The Caribbean: Hurricane Season Situation Report No. 09 (as of 25 September 2017)
This report is produced by OCHA ROLAC in collaboration with humanitarian partners. It covers the first period from 06 to 25 September, 2017. The next report will be issued on or around 28 September 2017.
The initial response to Hurricane Maria in Dominica is underway as humanitarian organizations arrive to deliver critical aid and carry out assessments throughout the rest of the island.
Although access to Dominica is gradually being restored, internal access along key roads is limited and hindering the delivery of crucial aid to cut-off communities.
Authorities in the Dominican Republic are using national contingency plans to address the needs caused by Maria in the areas exposed to the worst of the storm’s path.
The aid community in the Caribbean must now support the emergency response to Maria and continue providing support in recovery to the islands affected by Irma.
56,000 people in Dominica who require urgent support with shelter and water (80 per cent of the population)
19,774 Children under 18 in Dominica affected by Maria
All 53 health facilities in Dominica affected by Maria
1.5 million people without a clean water supply in the Dominican Republic after Maria’s passage.
11,000 people displaced in the Dominican Republic by Maria
Caribbean countries and the aid community continue to support local authorities in their response to the aftermath of two category 5 hurricanes that hit the region within three weeks.
Various UN agencies and humanitarian partners have deployed teams to assess the situation in Dominica and have begun distributing aid. Military troops from several countries are supporting the aid response especially in the delivery of food, water, non-food items and shelter items.
Humanitarian response teams are arriving in Dominica to work closely with local authorities to provide muchneeded relief to the beleaguered island in the wake of Hurricane Maria. In spite of the difficulties and challenges regarding access, communications, power supply and food, the Caribbean Disaster Emergency Management Agency (CDEMA) is leading response efforts on the ground, with support from foreign governments, UN agencies and humanitarian partners.
With 15 confirmed deaths and virtually the entire population of 73,000 people affected by Maria, the needs in Dominica are critical. The country’s entire agricultural production was wiped out, creating not only an immediate concern with food security, but concern over livelihoods and Dominica’s economic activities in exporting agricultural goods. Power and water supplies have been disrupted throughout the country as well.

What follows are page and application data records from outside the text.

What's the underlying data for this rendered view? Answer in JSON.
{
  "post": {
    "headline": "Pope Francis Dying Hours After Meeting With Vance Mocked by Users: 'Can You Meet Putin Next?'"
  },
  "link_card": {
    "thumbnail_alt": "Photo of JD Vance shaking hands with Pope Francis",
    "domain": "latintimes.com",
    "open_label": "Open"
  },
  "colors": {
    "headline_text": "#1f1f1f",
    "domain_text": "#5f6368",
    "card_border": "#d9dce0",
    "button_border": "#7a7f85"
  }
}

Reports from CDEMA indicate a wide range of immediate needs, including food, water, water purification kits, construction material, electric generators, fuel, hygiene kits and home supplies.
Dominica is currently accessible via Canefield Airport, which is being used for emergency flights with temporary emergency telecommunications, and the sea port at Woodbridge. The telecommunications infrastructure within Dominica was badly damaged by Maria; communications are being slowly restored and text messaging is available through Digicel and Flow.
Maria also made landfall on St Kitts and Nevis, Guadeloupe and the British Virgin Islands. The reported damage in St Kitts and Nevis includes blocked roads, downed power lines, and damage to the agriculture industries. The damage in St Kitts alone is estimated to be worth EC$34.5 million (approximately US$12,8 m) and reports from Nevis cite serious damage to housing stock. In Guadeloupe, one death was reported, as well as damage to electric supply and telecommunications. Minor damages from rain and storm surge were reported from Tortola in the British Virgin Islands, causing minor landslides, but no injuries or deaths.
In the Dominican Republic, Maria produced heavy rainfall and winds over parts of the country. As of 25 September, 23 provinces remain under alert as more than 2,000 people remain sheltered. Authorities in the Dominican Republic are increasing their response in the most affected areas.
Throughout the rest of the Caribbean that was previously affected by Hurricane Irma, several humanitarian organizations are beginning to rotate their emergency response personnel, deploying longer term support as emergency response activities shift to disaster recovery.